The rebirth of the Buddha is on this wise, snowy mountains, sand paintings, a vertical closed eye, the face of the boy with eyes closed, then open.

He takes up the Seal authoritatively. “Oh, very auspicious, 14th Dalai Lama,” says the chamberlain.

The Dalai Lama’s departure from Lhasa is a fast sequence of shots from Doctor Zhivago, Lawrence of Arabia, The Man Who Would Be King, and Henry V (which is screened for him later). Chinese directives present themselves in the light of King Lear.

The sequence of pictures is lambent and daring, in that a “strobe” effect is successfully organized as a visionary element, for instance.


Feel Like Going Home
The Blues

Between himself and the blues, Scorsese finds æsthetes and the Peeb. He carries all before him like Mr. Bean dislodging a turf to carry the ball to a better lie.


Bob Dylan
No Direction Home

Typically, an American Masters production goes like this, he was born, or she was, in such a time and such a place, rose to eminence, etc.

There’s an abundance of footage, from which artistic choices are made, illuminating each other, and out of it all you get Bob Dylan and the amazing drama of his electric guitar, which the fans hated enough to call him Judas, rather than Ernest Hemingway for a very salutary example without American Masters knowing why he should be the focus of anybody’s attention (cp. his chainsaw-sculptor in Hopper’s Backtrack).

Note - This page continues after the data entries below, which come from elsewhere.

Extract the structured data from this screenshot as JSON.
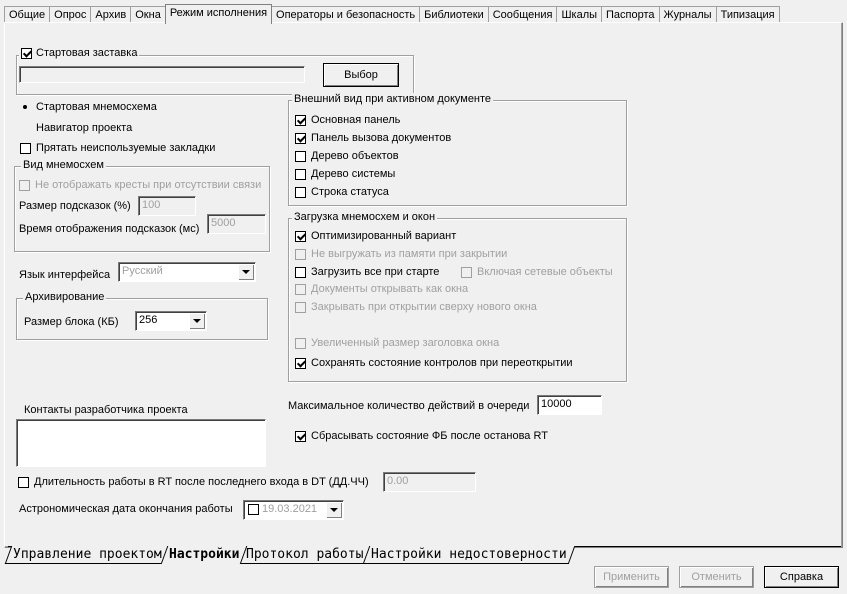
{
  "top_tabs": [
    "Общие",
    "Опрос",
    "Архив",
    "Окна",
    "Режим исполнения",
    "Операторы и безопасность",
    "Библиотеки",
    "Сообщения",
    "Шкалы",
    "Паспорта",
    "Журналы",
    "Типизация"
  ],
  "active_top_tab": "Режим исполнения",
  "startup": {
    "splash_label": "Стартовая заставка",
    "splash_checked": true,
    "splash_path": "",
    "browse_label": "Выбор"
  },
  "radio": {
    "mnemo_label": "Стартовая мнемосхема",
    "navigator_label": "Навигатор проекта"
  },
  "hide_tabs_label": "Прятать неиспользуемые закладки",
  "mnemo_view": {
    "title": "Вид мнемосхем",
    "no_cross_label": "Не отображать кресты при отсутствии связи",
    "hint_size_label": "Размер подсказок (%)",
    "hint_size_value": "100",
    "hint_time_label": "Время отображения подсказок (мс)",
    "hint_time_value": "5000"
  },
  "language": {
    "label": "Язык интерфейса",
    "value": "Русский"
  },
  "archiving": {
    "title": "Архивирование",
    "block_label": "Размер блока (КБ)",
    "block_value": "256"
  },
  "appearance": {
    "title": "Внешний вид при активном документе",
    "items": [
      {
        "label": "Основная панель",
        "checked": true
      },
      {
        "label": "Панель вызова документов",
        "checked": true
      },
      {
        "label": "Дерево объектов",
        "checked": false
      },
      {
        "label": "Дерево системы",
        "checked": false
      },
      {
        "label": "Строка статуса",
        "checked": false
      }
    ]
  },
  "loading": {
    "title": "Загрузка мнемосхем и окон",
    "optimized": "Оптимизированный вариант",
    "no_unload": "Не выгружать из памяти при закрытии",
    "load_all": "Загрузить все при старте",
    "include_network": "Включая сетевые объекты",
    "docs_as_windows": "Документы открывать как окна",
    "close_on_open": "Закрывать при открытии сверху нового окна",
    "big_title": "Увеличенный размер заголовка окна",
    "save_state": "Сохранять состояние контролов при переоткрытии"
  },
  "queue": {
    "label": "Максимальное количество действий в очереди",
    "value": "10000"
  },
  "reset_fb_label": "Сбрасывать состояние ФБ после останова RT",
  "contacts": {
    "title": "Контакты разработчика проекта",
    "value": ""
  },
  "rt_duration": {
    "label": "Длительность работы в RT после последнего входа в DT (ДД.ЧЧ)",
    "value": "0.00"
  },
  "astro_date": {
    "label": "Астрономическая дата окончания работы",
    "value": "19.03.2021"
  },
  "bottom_tabs": [
    "Управление проектом",
    "Настройки",
    "Протокол работы",
    "Настройки недостоверности"
  ],
  "active_bottom_tab": "Настройки",
  "buttons": {
    "apply": "Применить",
    "cancel": "Отменить",
    "help": "Справка"
  }
}
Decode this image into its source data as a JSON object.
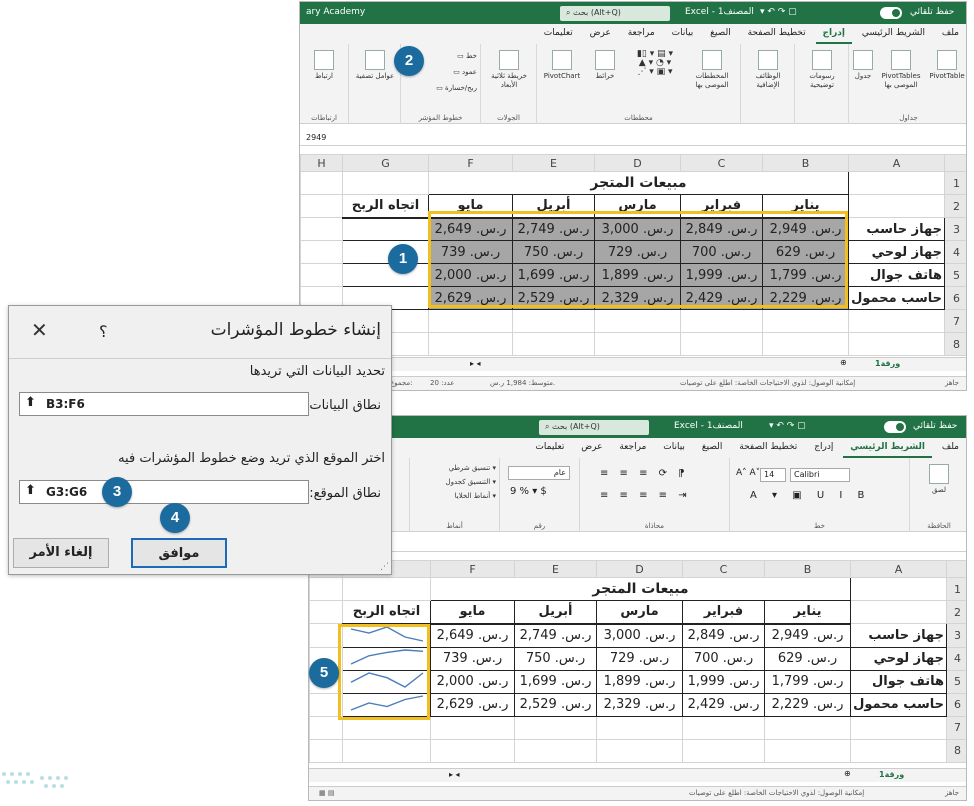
{
  "top_window": {
    "title_left": "ary Academy",
    "search": "بحث (Alt+Q)",
    "title_center": "Excel  -  المصنف1",
    "autosave": "حفظ تلقائي",
    "menu": [
      "ملف",
      "الشريط الرئيسي",
      "إدراج",
      "تخطيط الصفحة",
      "الصيغ",
      "بيانات",
      "مراجعة",
      "عرض",
      "تعليمات"
    ],
    "active_menu": "إدراج",
    "ribbon_groups": [
      "جداول",
      "",
      "",
      "محططات",
      "الجولات",
      "خطوط المؤشر",
      "",
      "ارتباطات"
    ],
    "ribbon_buttons": {
      "pivottable": "PivotTable",
      "recommended_pivot": "PivotTables الموصى بها",
      "table": "جدول",
      "illustrations": "رسومات توضيحية",
      "addins": "الوظائف الإضافية",
      "recommended_charts": "المخططات الموصى بها",
      "pivotchart": "PivotChart",
      "maps": "خرائط",
      "3d_map": "خريطة ثلاثية الأبعاد",
      "sparkline_line": "خط",
      "sparkline_column": "عمود",
      "sparkline_winloss": "ربح/خسارة",
      "filters": "عوامل تصفية",
      "link": "ارتباط"
    },
    "formula_value": "2949",
    "sheet_tab": "ورقة1",
    "status_left": "جاهز",
    "status_access": "إمكانية الوصول: لذوي الاحتياجات الخاصة: اطلع على توصيات",
    "status_avg": "متوسط: 1,984 ر.س.",
    "status_count": "عدد: 20",
    "status_sum": "مجموع:"
  },
  "bottom_window": {
    "search": "بحث (Alt+Q)",
    "title_center": "Excel  -  المصنف1",
    "autosave": "حفظ تلقائي",
    "menu": [
      "ملف",
      "الشريط الرئيسي",
      "إدراج",
      "تخطيط الصفحة",
      "الصيغ",
      "بيانات",
      "مراجعة",
      "عرض",
      "تعليمات"
    ],
    "active_menu": "الشريط الرئيسي",
    "font_name": "Calibri",
    "font_size": "14",
    "number_format": "عام",
    "groups": [
      "الحافظة",
      "خط",
      "محاذاة",
      "رقم",
      "أنماط"
    ],
    "styles": [
      "تنسيق شرطي",
      "التنسيق كجدول",
      "أنماط الخلايا"
    ],
    "paste": "لصق",
    "sheet_tab": "ورقة1",
    "status_left": "جاهز",
    "status_access": "إمكانية الوصول: لذوي الاحتياجات الخاصة: اطلع على توصيات"
  },
  "sheet": {
    "col_headers": [
      "A",
      "B",
      "C",
      "D",
      "E",
      "F",
      "G",
      "H"
    ],
    "title": "مبيعات المتجر",
    "months": [
      "يناير",
      "فبراير",
      "مارس",
      "أبريل",
      "مايو"
    ],
    "trend_header": "اتجاه الربح",
    "rows": [
      {
        "name": "جهاز حاسب",
        "values": [
          "ر.س. 2,949",
          "ر.س. 2,849",
          "ر.س. 3,000",
          "ر.س. 2,749",
          "ر.س. 2,649"
        ],
        "spark": [
          2949,
          2849,
          3000,
          2749,
          2649
        ]
      },
      {
        "name": "جهاز لوحي",
        "values": [
          "ر.س. 629",
          "ر.س. 700",
          "ر.س. 729",
          "ر.س. 750",
          "ر.س. 739"
        ],
        "spark": [
          629,
          700,
          729,
          750,
          739
        ]
      },
      {
        "name": "هاتف جوال",
        "values": [
          "ر.س. 1,799",
          "ر.س. 1,999",
          "ر.س. 1,899",
          "ر.س. 1,699",
          "ر.س. 2,000"
        ],
        "spark": [
          1799,
          1999,
          1899,
          1699,
          2000
        ]
      },
      {
        "name": "حاسب محمول",
        "values": [
          "ر.س. 2,229",
          "ر.س. 2,429",
          "ر.س. 2,329",
          "ر.س. 2,529",
          "ر.س. 2,629"
        ],
        "spark": [
          2229,
          2429,
          2329,
          2529,
          2629
        ]
      }
    ],
    "row_numbers": [
      "1",
      "2",
      "3",
      "4",
      "5",
      "6",
      "7",
      "8"
    ]
  },
  "dialog": {
    "title": "إنشاء خطوط المؤشرات",
    "help": "؟",
    "close": "✕",
    "section_data": "تحديد البيانات التي تريدها",
    "data_range_label": "نطاق البيانات:",
    "data_range_value": "B3:F6",
    "section_location": "اختر الموقع الذي تريد وضع خطوط المؤشرات فيه",
    "location_label": "نطاق الموقع:",
    "location_value": "G3:G6",
    "ok": "موافق",
    "cancel": "إلغاء الأمر"
  },
  "badges": [
    "1",
    "2",
    "3",
    "4",
    "5"
  ],
  "colors": {
    "excel_green": "#217346",
    "highlight": "#f2bf21",
    "badge": "#1b6b9e",
    "selection": "#a6a6a6"
  }
}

The Departed

Godard and Herzog have “pushed” digital video into useful images for cinema, Bergman and Altman have transferred digital video onto film with a subsequent diminution of picture quality, Eastwood has used a digital intermediate with a similar effect. Scorsese has forced a cinematographic result from this last technique, his pictures are beautifully analyzed.

Costello explains this in the film, quoting John Lennon. “I’m an artist, give me a fucking tuba, I’ll get you something out of it.” Duchamp painted a picture with a bar of chocolate, Dali at the Royal Academy of Madrid won a bet by producing an Impressionist work without touching the canvas.

The picture quality suffers, but the image is rigorously maintained, as in the bar scene with Costigan and Costello against a galaxy of unfocused bottles, or the up-angles at state police headquarters with ceiling lights, or the breaking-up of the image with slats and partitions.

Costello again, “maybe because it’s always been so easy for me to get cunt, I never understood jerking off in a theater.”

The action of the drama is very good and great, particularly artistic are the simulacra provided by DiCaprio and Damon as a mob trooper and trooper mobster whose masks fall just at the end. Nicholson pays homage to his co-star in Penn’s The Missouri Breaks.

Nowadays there is a price to pay in remakes and digital “restorations”, among other things, even by an artist. Perhaps, taking our cue from Resnais’ Pas sur la bouche, we might say there is a time to paint the ceiling of the Sistine Chapel, and a time to add draperies.